Lynch’s sketchbook is her camera; she seeks patterns in nature, not only for their intrinsic beauty but as a way to contemplate “our relationship to nature and creation.” Her “Fractal” series is the most successful. Although her intuitive grasp of nature’s geometry, confirmed by the science of fractal geometry (microscopic geometric shapes that split into reduced-size copies of the whole) is interesting, it’s her process mimicking those natural processes that makes the work compelling. My particular favorite is “Fractal 28,” an 18-inch-square Solarplate etching on which her cutting and collaging of photographic elements are like jazz riffs on the theme of a square.
Mitchell Marti takes a totally different approach to nature—not as a source of inspiration but as an exploited natural resource; specifically, the destructive methane gas mining in the Rocky Mountain West. Eschewing the scenic and picturesque, he etches fictitious cross-sections of strata, graphs and charts, combined with lithographic and relief-printing elements, to create complex, colorful prints. The largest, with their ungainly, interlocking blocky forms and clashing colors, are deliberately unaesthetic; “ugliness” is the point. But the smaller prints have a charming sensibility, with their looping lines, pastel colors and crudely cut-out shapes. The fuzzy, delicately etched lines juxtaposed with small blocks of color in “Generalized Section I” are beautiful in spite of Marti’s efforts.

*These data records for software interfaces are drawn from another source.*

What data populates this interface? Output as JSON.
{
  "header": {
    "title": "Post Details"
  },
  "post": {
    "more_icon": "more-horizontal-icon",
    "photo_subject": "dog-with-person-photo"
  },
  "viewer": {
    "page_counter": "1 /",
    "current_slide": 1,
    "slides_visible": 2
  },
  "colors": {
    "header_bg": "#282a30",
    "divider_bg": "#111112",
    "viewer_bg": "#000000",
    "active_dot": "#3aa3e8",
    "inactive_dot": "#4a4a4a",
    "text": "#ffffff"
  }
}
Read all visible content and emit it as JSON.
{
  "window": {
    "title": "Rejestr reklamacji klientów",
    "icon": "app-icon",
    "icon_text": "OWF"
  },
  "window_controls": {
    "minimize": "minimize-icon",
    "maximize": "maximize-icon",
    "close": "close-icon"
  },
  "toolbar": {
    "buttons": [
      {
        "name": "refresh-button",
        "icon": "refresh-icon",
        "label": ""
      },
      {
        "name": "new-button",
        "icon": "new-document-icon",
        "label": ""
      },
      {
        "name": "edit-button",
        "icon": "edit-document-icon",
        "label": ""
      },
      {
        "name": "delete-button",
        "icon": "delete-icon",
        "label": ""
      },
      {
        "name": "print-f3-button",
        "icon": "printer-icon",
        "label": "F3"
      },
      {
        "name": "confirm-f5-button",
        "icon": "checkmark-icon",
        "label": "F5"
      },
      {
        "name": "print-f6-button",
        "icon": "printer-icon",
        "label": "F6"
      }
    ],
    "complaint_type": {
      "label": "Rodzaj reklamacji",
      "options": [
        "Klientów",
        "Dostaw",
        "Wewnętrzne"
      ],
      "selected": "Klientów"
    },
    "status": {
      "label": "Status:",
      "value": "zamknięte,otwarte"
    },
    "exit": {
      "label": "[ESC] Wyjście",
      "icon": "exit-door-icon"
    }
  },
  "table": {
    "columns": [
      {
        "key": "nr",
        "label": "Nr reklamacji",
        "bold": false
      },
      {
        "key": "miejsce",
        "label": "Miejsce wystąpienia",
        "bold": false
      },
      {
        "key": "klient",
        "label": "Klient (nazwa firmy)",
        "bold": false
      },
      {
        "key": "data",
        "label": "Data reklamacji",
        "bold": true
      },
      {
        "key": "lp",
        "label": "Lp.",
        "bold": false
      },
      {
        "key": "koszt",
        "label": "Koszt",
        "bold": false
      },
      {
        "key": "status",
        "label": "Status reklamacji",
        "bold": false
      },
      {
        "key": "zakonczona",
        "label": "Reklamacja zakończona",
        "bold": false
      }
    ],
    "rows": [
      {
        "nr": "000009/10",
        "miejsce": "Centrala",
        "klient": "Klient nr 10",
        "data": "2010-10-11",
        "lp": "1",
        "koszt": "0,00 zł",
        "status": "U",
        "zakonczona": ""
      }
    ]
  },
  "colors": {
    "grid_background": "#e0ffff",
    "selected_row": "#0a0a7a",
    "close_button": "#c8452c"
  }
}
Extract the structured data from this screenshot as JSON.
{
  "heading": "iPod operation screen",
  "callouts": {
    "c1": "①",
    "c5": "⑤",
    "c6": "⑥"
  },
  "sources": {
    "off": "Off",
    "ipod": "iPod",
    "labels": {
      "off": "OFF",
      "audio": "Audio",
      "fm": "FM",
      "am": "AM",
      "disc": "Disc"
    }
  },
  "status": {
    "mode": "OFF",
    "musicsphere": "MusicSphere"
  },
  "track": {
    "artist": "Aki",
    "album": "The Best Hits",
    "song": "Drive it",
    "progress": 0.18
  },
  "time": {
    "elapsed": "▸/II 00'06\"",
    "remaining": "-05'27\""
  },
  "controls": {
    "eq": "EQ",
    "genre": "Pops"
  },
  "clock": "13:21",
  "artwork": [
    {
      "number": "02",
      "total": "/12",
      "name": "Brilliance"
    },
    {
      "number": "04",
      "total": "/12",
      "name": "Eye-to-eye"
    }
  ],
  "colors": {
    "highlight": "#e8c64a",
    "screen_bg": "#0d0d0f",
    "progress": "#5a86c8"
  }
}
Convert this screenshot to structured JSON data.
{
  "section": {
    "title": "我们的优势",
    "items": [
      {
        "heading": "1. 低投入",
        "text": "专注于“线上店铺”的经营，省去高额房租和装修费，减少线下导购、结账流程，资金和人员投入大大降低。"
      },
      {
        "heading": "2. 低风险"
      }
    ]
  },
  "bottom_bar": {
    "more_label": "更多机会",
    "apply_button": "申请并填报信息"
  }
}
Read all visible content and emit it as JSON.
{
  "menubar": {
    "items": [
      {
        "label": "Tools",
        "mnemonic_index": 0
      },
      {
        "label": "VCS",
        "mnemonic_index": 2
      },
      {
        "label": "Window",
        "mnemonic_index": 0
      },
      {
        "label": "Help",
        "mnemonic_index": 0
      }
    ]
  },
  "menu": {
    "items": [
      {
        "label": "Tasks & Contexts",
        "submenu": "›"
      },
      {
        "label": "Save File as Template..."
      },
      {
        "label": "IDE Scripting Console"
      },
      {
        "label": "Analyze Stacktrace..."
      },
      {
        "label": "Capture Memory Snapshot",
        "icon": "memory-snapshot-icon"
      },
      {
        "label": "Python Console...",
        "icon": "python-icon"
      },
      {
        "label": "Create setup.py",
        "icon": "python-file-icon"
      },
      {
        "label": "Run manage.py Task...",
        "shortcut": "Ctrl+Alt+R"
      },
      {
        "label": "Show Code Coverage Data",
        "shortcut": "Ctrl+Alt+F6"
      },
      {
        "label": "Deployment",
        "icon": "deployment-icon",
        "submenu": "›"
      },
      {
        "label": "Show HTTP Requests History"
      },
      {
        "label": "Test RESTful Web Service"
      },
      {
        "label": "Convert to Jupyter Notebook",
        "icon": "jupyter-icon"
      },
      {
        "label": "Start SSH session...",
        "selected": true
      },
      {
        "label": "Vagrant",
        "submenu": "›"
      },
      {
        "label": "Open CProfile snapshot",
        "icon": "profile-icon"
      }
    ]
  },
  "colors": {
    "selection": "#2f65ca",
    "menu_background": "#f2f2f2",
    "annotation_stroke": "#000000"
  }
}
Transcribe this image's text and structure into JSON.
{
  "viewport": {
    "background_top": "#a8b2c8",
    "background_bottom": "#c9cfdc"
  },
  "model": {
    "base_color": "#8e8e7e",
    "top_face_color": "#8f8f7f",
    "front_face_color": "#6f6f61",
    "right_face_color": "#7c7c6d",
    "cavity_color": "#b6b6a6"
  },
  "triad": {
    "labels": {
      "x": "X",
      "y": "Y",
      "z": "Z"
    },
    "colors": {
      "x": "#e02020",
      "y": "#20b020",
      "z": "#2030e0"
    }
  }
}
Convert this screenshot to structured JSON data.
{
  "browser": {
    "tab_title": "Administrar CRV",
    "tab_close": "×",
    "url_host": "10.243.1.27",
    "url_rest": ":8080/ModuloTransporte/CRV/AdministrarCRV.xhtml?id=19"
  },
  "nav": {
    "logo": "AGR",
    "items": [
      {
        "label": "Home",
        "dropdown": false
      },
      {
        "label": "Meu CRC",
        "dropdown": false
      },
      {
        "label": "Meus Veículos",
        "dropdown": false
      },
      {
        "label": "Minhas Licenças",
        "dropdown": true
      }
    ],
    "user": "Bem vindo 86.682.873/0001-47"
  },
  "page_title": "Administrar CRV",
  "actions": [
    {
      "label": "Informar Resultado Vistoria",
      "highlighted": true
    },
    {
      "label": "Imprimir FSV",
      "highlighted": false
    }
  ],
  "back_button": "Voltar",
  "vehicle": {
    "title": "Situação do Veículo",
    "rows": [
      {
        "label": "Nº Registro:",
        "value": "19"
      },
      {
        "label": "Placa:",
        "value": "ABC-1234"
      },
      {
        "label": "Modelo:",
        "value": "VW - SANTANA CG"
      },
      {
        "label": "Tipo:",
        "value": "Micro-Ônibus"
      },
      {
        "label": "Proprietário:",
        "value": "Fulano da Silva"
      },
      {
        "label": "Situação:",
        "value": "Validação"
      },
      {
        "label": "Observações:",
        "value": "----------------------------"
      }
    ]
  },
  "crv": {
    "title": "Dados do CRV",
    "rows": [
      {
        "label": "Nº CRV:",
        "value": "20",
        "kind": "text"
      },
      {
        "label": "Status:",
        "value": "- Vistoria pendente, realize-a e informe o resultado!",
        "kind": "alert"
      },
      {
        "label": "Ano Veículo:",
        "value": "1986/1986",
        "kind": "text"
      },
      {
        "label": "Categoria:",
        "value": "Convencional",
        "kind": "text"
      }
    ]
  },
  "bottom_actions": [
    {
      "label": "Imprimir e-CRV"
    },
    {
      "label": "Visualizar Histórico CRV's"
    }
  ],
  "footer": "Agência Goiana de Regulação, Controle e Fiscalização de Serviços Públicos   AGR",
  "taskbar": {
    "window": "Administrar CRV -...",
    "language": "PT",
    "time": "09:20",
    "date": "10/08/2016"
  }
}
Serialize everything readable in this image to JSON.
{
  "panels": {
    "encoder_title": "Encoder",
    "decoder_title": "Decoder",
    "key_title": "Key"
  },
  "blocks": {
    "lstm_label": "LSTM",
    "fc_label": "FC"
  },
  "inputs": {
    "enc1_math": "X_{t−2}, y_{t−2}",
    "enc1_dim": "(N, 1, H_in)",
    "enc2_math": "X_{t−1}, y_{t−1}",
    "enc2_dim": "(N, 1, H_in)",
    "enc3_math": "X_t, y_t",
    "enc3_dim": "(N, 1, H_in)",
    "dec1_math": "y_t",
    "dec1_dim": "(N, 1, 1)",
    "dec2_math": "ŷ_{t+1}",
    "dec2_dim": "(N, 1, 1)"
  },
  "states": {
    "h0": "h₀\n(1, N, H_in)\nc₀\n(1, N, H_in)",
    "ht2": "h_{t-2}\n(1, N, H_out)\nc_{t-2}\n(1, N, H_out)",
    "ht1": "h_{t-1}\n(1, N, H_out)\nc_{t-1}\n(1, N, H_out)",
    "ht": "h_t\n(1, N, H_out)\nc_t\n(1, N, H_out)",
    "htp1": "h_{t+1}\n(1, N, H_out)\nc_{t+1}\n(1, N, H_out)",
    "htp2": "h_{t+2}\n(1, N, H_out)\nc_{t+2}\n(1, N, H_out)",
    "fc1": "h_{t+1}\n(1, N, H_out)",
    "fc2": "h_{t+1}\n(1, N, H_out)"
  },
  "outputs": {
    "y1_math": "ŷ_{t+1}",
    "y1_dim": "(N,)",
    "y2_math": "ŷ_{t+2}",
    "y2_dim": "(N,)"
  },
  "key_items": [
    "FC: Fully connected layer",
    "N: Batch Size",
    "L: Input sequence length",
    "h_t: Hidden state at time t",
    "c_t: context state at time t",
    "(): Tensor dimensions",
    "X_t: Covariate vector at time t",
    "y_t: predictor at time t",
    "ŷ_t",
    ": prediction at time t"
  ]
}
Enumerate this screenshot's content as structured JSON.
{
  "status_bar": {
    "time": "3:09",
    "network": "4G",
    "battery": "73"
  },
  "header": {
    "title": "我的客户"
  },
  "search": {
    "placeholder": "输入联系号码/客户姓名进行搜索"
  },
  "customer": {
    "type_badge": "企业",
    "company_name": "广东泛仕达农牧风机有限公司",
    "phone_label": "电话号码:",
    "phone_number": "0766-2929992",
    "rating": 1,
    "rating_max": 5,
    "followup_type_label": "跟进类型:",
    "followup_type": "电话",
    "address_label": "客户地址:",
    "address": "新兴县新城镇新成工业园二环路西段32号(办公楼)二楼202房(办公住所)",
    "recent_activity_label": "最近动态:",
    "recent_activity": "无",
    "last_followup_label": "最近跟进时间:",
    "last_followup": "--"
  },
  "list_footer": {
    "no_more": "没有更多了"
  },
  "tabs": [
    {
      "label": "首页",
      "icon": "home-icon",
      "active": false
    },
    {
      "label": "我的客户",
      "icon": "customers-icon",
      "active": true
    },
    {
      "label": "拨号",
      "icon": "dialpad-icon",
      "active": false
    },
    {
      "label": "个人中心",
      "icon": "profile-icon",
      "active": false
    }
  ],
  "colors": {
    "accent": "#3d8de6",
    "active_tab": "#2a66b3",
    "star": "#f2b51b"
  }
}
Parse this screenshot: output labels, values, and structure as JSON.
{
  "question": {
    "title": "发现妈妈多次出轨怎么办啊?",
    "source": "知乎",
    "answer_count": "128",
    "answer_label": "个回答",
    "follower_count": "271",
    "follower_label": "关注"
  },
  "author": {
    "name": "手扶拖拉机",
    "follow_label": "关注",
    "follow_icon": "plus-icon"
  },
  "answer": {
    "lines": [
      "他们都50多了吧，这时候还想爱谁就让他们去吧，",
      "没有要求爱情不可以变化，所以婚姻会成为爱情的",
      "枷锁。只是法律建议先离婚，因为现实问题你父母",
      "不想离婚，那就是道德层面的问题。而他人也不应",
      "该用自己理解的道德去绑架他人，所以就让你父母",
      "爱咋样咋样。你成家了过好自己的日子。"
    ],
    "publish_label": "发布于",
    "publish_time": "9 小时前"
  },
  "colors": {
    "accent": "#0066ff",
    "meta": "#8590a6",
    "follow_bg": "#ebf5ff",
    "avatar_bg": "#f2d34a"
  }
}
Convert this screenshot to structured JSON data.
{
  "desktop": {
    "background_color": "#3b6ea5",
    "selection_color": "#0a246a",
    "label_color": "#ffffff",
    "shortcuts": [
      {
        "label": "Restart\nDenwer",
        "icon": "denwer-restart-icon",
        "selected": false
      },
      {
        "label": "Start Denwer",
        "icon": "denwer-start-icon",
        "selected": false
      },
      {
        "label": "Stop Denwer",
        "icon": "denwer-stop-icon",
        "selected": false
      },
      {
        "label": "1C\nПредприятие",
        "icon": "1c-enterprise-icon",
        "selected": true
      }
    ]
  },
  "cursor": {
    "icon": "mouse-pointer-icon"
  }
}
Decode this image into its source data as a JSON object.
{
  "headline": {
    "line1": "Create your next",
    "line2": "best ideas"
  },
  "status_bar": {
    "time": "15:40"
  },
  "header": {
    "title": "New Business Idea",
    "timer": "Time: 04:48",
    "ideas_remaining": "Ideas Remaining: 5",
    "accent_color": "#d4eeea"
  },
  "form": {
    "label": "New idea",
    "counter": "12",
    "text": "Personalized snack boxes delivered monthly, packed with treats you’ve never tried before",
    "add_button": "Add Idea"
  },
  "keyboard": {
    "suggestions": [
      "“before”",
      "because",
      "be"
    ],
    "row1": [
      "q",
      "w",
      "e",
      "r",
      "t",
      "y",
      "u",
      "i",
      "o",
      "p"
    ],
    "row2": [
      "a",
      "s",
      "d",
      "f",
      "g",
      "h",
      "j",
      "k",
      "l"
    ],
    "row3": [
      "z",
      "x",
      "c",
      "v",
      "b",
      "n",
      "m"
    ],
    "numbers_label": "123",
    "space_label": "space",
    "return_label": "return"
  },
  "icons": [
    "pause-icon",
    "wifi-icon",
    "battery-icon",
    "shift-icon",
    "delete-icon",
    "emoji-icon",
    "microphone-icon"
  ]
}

Pressing the Limits is heavy going, but the exhibit ends in a lighter spirit, in the outer gallery space. There, Costello’s monotype napkin doodles are refreshing, reminiscent of Picasso’s late drawings and Saul Steinberg’s surreal and fantastical illustrations for the New Yorker.